Generally, I find that I am unable to read scientific papers. But, although I have no formal education in biology (except for a freshman class a few decades ago), I was able to read most of these papers. I find that very appropriate since the collection is a memorial to Stephen Jay Gould, who is well known for his extremely readable essays for non-scientists.
These papers were published by a scientific journal and are still much more technical than Gould's Natural History essays. I have found a phrase which I think shows the general technical level of these papers: "...the monophyly of the triploblasts, those bilaterians possessing true mesoderm." If you are comfortable with that, I think you will enjoy and learn from this collection.
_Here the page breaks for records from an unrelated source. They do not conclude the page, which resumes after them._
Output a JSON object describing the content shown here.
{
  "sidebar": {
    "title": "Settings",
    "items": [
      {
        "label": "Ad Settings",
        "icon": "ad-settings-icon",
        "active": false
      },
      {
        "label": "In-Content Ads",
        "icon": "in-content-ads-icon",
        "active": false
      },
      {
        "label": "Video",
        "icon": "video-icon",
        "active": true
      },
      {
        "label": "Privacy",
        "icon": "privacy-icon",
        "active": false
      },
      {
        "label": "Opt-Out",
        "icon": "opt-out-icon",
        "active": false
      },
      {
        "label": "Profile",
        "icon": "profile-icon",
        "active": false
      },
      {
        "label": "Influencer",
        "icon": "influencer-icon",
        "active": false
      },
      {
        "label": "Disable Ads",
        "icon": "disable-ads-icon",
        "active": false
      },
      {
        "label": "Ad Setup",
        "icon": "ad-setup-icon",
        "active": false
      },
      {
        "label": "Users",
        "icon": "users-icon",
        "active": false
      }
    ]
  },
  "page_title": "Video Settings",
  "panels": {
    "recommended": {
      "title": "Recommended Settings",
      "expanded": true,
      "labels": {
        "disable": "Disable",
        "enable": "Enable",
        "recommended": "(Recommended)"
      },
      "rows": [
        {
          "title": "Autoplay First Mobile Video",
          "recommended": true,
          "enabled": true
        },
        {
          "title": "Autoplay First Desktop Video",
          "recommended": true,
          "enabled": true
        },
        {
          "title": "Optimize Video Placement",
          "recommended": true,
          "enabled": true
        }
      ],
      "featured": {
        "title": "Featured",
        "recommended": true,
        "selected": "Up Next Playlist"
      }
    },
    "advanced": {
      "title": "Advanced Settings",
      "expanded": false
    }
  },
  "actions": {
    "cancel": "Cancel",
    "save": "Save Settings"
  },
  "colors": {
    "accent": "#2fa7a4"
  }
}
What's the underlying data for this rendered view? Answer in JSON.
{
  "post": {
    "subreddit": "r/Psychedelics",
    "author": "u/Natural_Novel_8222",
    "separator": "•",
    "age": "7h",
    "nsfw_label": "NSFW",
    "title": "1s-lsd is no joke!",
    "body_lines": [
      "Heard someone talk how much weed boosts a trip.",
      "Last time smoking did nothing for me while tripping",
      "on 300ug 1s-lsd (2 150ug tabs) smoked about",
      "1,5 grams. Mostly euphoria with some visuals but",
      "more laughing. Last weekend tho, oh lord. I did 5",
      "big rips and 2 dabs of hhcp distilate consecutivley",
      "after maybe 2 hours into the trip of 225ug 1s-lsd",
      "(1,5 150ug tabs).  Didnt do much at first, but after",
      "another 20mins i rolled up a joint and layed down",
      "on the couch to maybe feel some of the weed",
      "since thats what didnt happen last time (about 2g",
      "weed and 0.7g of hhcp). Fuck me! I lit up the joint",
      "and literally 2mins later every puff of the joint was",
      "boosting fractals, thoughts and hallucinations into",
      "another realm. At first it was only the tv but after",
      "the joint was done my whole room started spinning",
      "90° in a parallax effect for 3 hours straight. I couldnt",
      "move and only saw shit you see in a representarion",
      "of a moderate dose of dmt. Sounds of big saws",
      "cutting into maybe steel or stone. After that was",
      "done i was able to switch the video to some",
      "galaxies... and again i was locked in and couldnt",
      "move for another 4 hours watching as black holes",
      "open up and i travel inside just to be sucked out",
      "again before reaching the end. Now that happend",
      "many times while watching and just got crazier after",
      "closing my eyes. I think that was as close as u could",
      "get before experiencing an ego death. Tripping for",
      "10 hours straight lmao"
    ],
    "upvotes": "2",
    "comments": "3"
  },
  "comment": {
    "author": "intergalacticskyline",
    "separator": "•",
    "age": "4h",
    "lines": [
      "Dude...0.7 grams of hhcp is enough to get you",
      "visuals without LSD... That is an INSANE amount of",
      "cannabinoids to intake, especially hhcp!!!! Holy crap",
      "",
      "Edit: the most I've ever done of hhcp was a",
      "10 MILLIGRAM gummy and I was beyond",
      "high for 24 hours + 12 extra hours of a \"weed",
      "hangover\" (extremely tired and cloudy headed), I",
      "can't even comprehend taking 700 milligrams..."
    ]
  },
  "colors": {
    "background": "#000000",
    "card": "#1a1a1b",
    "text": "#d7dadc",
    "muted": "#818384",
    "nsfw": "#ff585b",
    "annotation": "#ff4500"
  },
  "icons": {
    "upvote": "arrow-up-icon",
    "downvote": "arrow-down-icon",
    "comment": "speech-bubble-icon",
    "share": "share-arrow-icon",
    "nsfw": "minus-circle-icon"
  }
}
At least that was my experience I did have to struggle with parts. For example, evolution at the level of species as opposed to individuals was difficult; a few examples would have helped a lot. (If it would help you to know more about my technical level, you can click on my name, above, or on "See all my reviews".)
Each paper expands on some aspect of Gould's writings, especially his technical writing. Fans of his essays will be familiar with contingency, exaptation, punctuated equilibrium, the neutral theory, and, probably, some other topics. But these papers go deeper. For, example, in reading the essays, I couldn't understand why there was controversy about punctuated equilibrium; the concept seemed too obvious. Not surprisingly, I now find that there was a lot more to the theory, enough for the controversy to make sense.
The term "macroevolution" refers to changes that are more rapid than those Darwin wrote about. Besides the topics I mentioned above, developmental genes, mass extinctions, and variations in the timing of development promote rapid evolution. Most of what I've read about macroevolution has been about animals; to give a little bit of balance, there is a paper here about plants.
To sum up: if you're a nonscientist and have read several elementary and somewhat advanced books about evolution and you want to go one step further, this may well be the book you want. I certainly enjoyed it and will read it again.
[Original review 8 April 2006. Revised for clarity 6 June 2006.]